“I’ll try a bite of Duff’s,” I said, trying to be diplomatic. But then I tasted it and wanted my own. The chestnut filling was smooth and yummy and there was a thin coat of chocolate on top.
Duff asked something about the preparation of the pie. Something like, Did Maria harvest these chestnuts herself? Or do chestnut trees even grow around here?
“Well, it’s funny you should ask,” Frank said. “Did you know, Duff, that while chestnut trees were once the most prevalent hardwood species in the United States, they were all but eliminated in this century by a kind of virus known as ‘chestnut blight,’ or Cryphonectria parasitica?”
“Why no, Frank, I didn’t know that,” Duff replied. I confess I hardly heard it myself, but there was the faintest undertone of wry good humor and mockery in Duff’s remark, to which Fiona burst out: “Thank you, Duff!” and Frank said, sheepishly, “All right, fair enough.”
The four of us started to laugh loudly. "All right," Frank protested over the din, shaking with laughter. "You made your point."

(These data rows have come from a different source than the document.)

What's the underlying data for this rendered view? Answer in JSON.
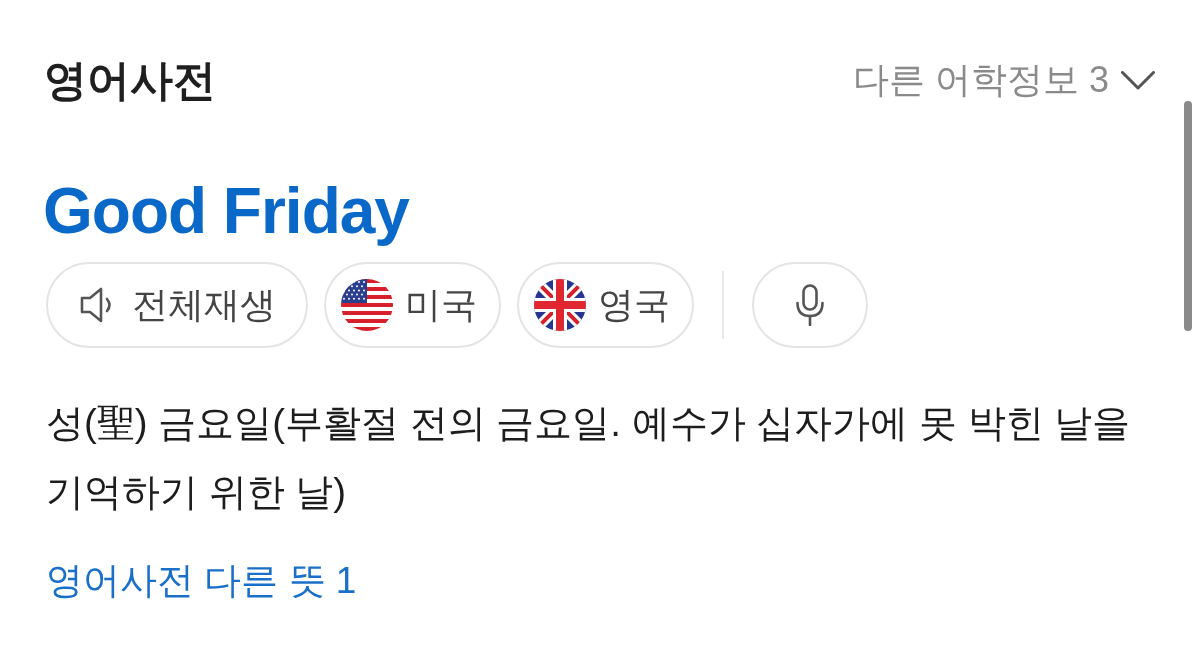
{
  "header": {
    "title": "영어사전",
    "more_info": {
      "label": "다른 어학정보 3",
      "expanded": false
    }
  },
  "entry": {
    "headword": "Good Friday"
  },
  "audio_buttons": [
    {
      "kind": "speaker",
      "label": "전체재생"
    },
    {
      "kind": "us_flag",
      "label": "미국"
    },
    {
      "kind": "uk_flag",
      "label": "영국"
    },
    {
      "kind": "mic"
    }
  ],
  "definition": "성(聖) 금요일(부활절 전의 금요일. 예수가 십자가에 못 박힌 날을 기억하기 위한 날)",
  "more_meanings_link": "영어사전 다른 뜻 1"
}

It is so entirely characteristic of Frank to launch into these mini-lectures on botany, evolutionary biology, natural history, and anything else that captures his imagination that I no longer remember how universally boring his subjects can occasionally be. I myself can usually stay tuned in until fifteen or twenty minutes on, and I also know that if I do find myself zoning out, all I have to do is continue to nod my head encouragingly and ask the occasional baffled question. He really does tell his stories in an engaging way, most of the time, but of course, there is only so much anyone wants to know about chestnuts.